◆ **Problem statement**
Below are some records; find each line that carries the word "title" and copy it.
·····
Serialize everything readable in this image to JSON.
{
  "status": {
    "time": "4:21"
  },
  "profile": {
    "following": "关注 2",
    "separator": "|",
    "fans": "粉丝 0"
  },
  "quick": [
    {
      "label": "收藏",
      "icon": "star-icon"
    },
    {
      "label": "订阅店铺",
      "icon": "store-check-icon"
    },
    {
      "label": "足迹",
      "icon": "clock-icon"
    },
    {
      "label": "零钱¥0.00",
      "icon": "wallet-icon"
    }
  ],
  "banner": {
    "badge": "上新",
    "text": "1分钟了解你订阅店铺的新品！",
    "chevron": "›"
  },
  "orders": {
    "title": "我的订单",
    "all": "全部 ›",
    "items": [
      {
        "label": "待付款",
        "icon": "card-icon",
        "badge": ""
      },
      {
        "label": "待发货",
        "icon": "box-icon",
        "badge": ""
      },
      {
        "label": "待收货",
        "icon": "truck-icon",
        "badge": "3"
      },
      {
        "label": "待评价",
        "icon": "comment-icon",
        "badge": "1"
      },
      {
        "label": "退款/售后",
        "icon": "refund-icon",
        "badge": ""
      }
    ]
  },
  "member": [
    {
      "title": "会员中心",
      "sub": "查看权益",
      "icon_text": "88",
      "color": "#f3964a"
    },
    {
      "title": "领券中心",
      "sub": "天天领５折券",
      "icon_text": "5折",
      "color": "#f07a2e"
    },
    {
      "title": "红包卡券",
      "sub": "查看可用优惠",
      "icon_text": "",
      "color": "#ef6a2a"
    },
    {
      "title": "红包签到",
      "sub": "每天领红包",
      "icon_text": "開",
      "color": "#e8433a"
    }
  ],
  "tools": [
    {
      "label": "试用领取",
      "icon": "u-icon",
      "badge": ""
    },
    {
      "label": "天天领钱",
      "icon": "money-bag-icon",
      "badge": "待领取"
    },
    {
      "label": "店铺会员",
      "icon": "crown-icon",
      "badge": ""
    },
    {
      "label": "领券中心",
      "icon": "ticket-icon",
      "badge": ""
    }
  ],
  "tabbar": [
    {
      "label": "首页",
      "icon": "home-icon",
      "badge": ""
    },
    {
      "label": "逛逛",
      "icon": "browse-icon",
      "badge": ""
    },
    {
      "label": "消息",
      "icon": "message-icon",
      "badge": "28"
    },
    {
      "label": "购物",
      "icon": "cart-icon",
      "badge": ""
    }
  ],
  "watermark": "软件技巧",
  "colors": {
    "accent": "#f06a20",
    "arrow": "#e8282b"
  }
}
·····
◆ **Exercise result**
    "title": "我的订单",
      "title": "会员中心",
      "title": "领券中心",
      "title": "红包卡券",
      "title": "红包签到",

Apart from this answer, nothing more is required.